[Website and app data records]
══════════════════════════════
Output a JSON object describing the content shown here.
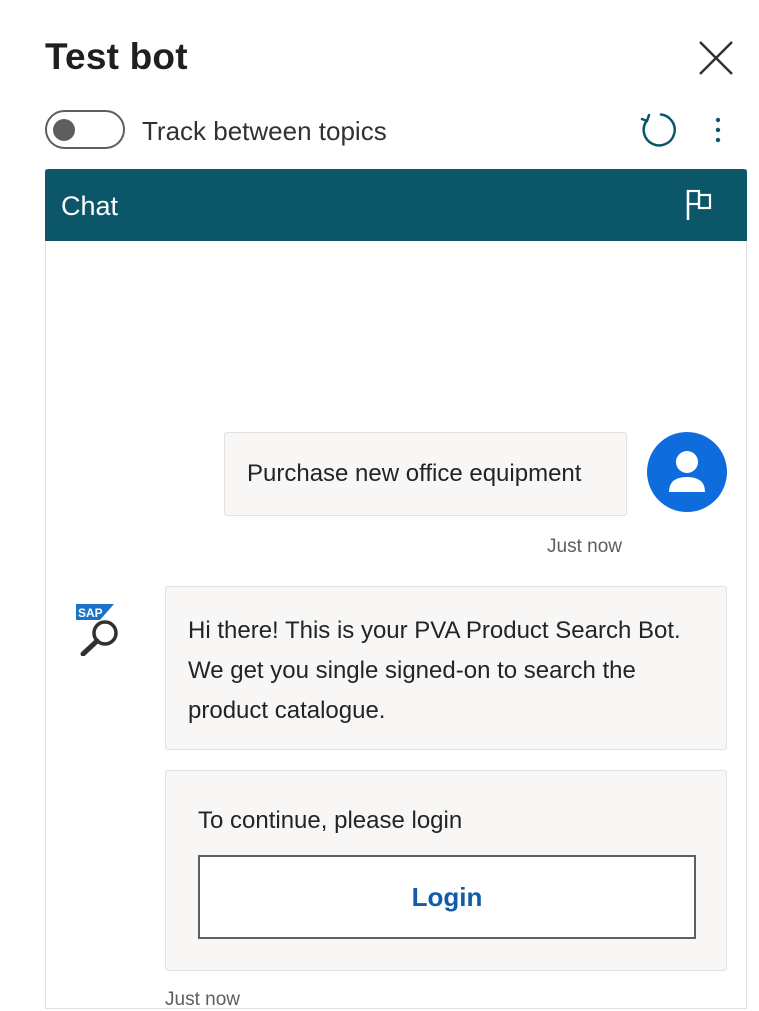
{
  "header": {
    "title": "Test bot",
    "close_icon": "close-icon"
  },
  "toolbar": {
    "toggle_label": "Track between topics",
    "toggle_on": false,
    "refresh_icon": "refresh-icon",
    "more_icon": "more-vertical-icon"
  },
  "chat": {
    "title": "Chat",
    "flag_icon": "flag-icon",
    "header_color": "#0b5669",
    "messages": [
      {
        "from": "user",
        "text": "Purchase new office equipment",
        "timestamp": "Just now",
        "avatar_color": "#0f6cdc"
      },
      {
        "from": "bot",
        "text": "Hi there! This is your PVA Product Search Bot. We get you single signed-on to search the product catalogue.",
        "avatar_logo": "SAP"
      },
      {
        "from": "bot",
        "card_text": "To continue, please login",
        "button_label": "Login",
        "timestamp": "Just now"
      }
    ]
  }
}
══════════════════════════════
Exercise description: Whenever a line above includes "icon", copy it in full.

Reply:
    "close_icon": "close-icon"
    "refresh_icon": "refresh-icon",
    "more_icon": "more-vertical-icon"
    "flag_icon": "flag-icon",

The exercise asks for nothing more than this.